In this article
An overview of the Cohort Builder and it's functions.
The Cohort Builder is used to create cohorts in Permutive DMP. If you'd like to know more about what cohorts are, read our Introduction to Cohorts.
The screenshot above shows a basic cohort being set up in the builder. There are a number of features available to you when creating cohorts, which will be covered at a high level in this document. The best way to understand the Cohort Builder is to try building a cohort.
Note: When building cohorts utilizing'
client.url contains' avoid the trailing
/ on the URL, even if that is part of the full URL in the browser. This is because our SDK ‘sanitizes’ the URL for Insights, i.e. example.com/123/ would be counted towards example.com/123
Cohorts are built around events. This is the first thing you need to select when building a cohort, the event you want to base it on. The simplest cohort you can build is one that states whether an event has been performed, or not, as shown below.
The next factor you can use in cohorts is time. This allows you to define the recency in which a user has to have performed (or not performed) your event to be included in the cohort.
There are a lot of different options for specifying the time range. Below is an example of selecting people who haven't performed a Pageview in the past 30 days.

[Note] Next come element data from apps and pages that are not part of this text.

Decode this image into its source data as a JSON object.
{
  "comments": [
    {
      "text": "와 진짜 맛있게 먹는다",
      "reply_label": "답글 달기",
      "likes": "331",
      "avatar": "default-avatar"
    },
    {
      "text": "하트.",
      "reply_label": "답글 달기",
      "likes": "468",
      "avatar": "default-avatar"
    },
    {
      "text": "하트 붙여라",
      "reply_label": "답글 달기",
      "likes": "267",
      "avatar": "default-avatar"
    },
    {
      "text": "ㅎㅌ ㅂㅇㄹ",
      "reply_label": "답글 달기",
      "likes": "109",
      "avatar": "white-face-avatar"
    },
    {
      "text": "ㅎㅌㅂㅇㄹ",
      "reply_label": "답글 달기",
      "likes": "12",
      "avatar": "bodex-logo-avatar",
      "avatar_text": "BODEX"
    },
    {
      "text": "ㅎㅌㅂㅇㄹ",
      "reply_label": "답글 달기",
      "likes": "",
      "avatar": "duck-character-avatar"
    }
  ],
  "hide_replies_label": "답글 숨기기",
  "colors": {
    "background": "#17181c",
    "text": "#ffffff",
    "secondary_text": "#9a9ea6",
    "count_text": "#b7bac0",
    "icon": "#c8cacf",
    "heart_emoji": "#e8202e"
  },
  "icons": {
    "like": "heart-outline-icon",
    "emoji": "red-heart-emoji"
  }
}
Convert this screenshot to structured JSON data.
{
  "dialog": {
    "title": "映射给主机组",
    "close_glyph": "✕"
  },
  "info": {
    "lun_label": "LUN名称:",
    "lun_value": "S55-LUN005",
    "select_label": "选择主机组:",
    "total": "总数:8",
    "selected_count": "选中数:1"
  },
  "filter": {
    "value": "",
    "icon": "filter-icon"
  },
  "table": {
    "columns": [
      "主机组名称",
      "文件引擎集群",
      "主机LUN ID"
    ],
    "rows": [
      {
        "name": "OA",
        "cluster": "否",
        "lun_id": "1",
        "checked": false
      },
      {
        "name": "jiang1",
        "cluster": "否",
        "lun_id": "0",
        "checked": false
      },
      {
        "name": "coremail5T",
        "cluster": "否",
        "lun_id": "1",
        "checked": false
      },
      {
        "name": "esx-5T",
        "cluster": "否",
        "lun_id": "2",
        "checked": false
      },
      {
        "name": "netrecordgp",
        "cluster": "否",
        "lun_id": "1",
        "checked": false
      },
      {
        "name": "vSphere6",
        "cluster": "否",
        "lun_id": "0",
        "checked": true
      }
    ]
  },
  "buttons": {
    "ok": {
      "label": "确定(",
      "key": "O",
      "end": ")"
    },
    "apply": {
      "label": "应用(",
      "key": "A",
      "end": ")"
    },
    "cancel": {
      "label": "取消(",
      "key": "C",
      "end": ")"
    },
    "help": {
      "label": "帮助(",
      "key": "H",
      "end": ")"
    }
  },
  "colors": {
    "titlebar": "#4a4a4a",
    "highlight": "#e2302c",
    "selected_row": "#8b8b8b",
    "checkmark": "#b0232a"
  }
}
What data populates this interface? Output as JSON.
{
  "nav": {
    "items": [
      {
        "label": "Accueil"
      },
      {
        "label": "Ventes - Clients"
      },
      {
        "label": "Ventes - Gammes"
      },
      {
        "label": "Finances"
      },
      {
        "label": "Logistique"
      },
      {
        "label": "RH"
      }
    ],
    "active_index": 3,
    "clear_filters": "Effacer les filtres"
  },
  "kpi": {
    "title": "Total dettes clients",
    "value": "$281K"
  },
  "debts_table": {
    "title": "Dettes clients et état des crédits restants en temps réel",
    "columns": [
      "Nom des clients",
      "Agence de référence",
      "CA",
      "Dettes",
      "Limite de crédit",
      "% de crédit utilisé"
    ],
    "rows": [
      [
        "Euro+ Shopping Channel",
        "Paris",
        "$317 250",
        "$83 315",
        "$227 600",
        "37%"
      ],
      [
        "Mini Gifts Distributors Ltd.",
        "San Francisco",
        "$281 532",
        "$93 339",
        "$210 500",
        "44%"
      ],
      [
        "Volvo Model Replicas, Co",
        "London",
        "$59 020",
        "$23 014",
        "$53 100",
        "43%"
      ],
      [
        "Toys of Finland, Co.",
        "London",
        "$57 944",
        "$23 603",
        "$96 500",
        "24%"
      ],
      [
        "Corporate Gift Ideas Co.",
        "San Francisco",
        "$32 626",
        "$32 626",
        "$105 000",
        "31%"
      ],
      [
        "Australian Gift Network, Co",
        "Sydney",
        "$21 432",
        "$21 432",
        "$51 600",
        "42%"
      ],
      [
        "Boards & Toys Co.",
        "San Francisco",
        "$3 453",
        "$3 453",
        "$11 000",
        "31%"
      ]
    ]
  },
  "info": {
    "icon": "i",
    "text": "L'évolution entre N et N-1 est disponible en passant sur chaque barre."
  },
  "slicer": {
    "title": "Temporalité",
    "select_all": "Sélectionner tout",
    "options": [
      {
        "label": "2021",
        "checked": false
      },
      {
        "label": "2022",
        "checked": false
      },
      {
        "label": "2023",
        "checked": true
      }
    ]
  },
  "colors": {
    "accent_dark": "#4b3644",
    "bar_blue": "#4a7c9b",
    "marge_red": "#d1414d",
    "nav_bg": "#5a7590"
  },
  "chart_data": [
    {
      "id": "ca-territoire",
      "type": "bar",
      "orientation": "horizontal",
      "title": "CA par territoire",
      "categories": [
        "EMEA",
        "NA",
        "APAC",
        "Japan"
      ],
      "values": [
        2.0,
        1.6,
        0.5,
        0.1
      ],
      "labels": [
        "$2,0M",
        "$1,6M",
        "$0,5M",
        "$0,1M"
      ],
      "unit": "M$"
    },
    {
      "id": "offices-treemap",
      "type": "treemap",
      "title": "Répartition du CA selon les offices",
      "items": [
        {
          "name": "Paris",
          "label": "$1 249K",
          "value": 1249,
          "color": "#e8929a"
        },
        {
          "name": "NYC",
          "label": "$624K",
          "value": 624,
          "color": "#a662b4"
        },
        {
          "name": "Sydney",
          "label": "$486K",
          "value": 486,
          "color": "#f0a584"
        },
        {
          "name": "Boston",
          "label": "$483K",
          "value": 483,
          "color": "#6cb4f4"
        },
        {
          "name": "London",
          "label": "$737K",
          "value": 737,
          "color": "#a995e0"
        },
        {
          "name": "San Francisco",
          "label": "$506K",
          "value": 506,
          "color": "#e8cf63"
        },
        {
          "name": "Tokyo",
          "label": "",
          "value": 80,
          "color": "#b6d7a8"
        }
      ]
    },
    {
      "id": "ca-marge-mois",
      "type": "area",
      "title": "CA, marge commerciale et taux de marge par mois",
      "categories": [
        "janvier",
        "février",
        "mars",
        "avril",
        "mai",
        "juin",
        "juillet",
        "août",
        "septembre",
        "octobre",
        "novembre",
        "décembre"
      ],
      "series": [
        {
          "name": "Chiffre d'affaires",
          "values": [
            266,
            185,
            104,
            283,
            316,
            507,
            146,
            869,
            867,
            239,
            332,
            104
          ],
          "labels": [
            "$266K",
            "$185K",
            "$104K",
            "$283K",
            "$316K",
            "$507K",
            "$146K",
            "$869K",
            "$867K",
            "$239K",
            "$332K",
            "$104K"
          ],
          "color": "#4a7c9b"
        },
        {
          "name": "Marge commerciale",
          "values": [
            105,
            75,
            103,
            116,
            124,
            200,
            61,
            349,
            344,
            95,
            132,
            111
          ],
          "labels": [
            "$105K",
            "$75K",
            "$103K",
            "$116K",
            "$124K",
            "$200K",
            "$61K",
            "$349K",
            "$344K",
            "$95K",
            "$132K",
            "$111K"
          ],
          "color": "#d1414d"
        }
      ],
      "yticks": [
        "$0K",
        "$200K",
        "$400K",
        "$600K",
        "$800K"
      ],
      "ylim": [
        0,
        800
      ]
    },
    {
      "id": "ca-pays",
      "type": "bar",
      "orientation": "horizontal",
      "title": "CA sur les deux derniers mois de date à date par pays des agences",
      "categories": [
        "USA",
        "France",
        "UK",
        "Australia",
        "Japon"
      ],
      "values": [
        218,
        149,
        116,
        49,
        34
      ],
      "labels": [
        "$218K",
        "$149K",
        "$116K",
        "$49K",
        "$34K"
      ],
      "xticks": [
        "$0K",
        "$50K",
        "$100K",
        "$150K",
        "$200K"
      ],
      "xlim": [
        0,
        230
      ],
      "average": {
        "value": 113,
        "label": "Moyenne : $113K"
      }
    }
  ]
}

You can also specify the number of times a user has to have performed the action to fall into a cohort.
Below is an example of a user who has to have performed a Pageview 3 times to fall into the cohort.
Another way you can filter people's behavior to include them in cohorts is using properties. When events are sent into Permutive DMP, they include properties (eg. client.url in the Pageview event). These properties are then available in the cohort builder.
You can link together as many different properties as you like. Below I've specified properties around the URL or title to create an example 'Sports Enthusiast' cohort.
Note: Commas are useful when uploading multiple values (see this article for more information). When building out cohorts with 4 digits or more (eg. $20,000), commas can now be escaped with a backslash (
\). Using our previous example, it would look like
$20\,000 when you input the value.
AND / OR
What we've run through so far are the basic building blocks of a cohort.
Once you've specified one criteria, you can chain as many different statements together using AND and OR rules.
In the example below, I've used a few of the cohort builder tools mentioned so far, combined with an AND.
Once you're happy with the setup of your cohort, you can see how many people would have fallen into it over the past 30 days, had your cohort been set up. This is done by clicking 'Calculate' next to Audience Size.
Once it has finished calculating, you'll have an idea of whether the cohort you've built is suitable for its purpose. If your cohort is too small, you might want to think about broadening your criteria.
In our example above. The audience for our cohort is 3.8M, 5.8% of all users.